Microsoft OEMs Face Deadline To Sell Windows 7 Pro Devices
- By Kurt Mackie
- November 05, 2015
The clock is ticking for sales of new PCs running the Windows 7 Professional edition.
Oct. 31, 2016 is the final end-of-sales date for original equipment manufacturers (OEMs) offering Windows 7 Pro machines. Various media outlets noticed that Microsoft had recently changed its product lifecycle page, adding this October date. It merely signifies the beginning of the end for Windows 7 Pro OEM sales.
Microsoft already ended the sales of its consumer edition Windows 7 sales. OEMs were to have stopped imaging those new machines back on Oct. 31, 2014.
OEMs like Dell, HP and Toshiba can still sell the Windows 7 Pro machines that exist in their inventories, but they can't image new machines after the deadline. Microsoft actually extended the Windows 7 Pro sales date by a couple of years. The company typically ends OEM sales two years after next Windows version, so Windows 7 Pro sales should have ended like the consumer versions back in October 2014. (Windows 8 was released on Oct. 26, 2012, so the two-year period falls in 2014.)
For most organizations, the end of Windows 7 Pro OEM sales won't be a big deal. The hardware requirements between Windows 10 and Windows 7 aren't too different. If an organization really wants Windows 7, they can use the downgrade rights that accompany most Windows 10 licensing.
Microsoft typically permits downgrades two generations from its current Windows product for OEM machines. However, licensees can only move to the same Windows edition (such as moving from Pro to Pro editions).

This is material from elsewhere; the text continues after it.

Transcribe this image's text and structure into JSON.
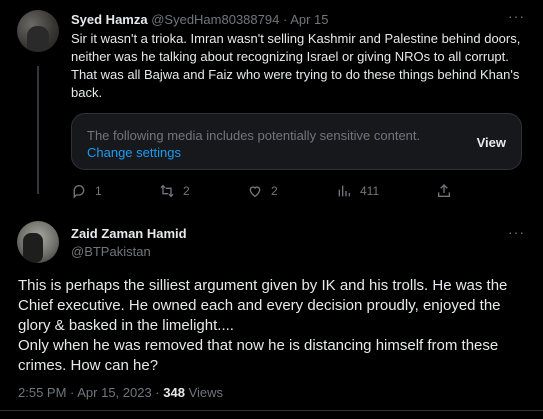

Windows 10 OEM buyers can downgrade the operating system to Windows 8, Windows 8.1 or Windows 7, per Microsoft's downgrade rights publication. However, those rights follow the OEM's licensing terms, so the OEM documentation needs to be checked. Downgrade rights are even more flexible for Microsoft's volume licensees, as well as for those with Software Assurance agreements.
There is one exception to this overall downgrade rights policy. Those buying the Windows 10 "full-package product" (or the retail boxed product) don't have any downgrade rights.
Kurt Mackie is senior news producer for the 1105 Enterprise Computing Group.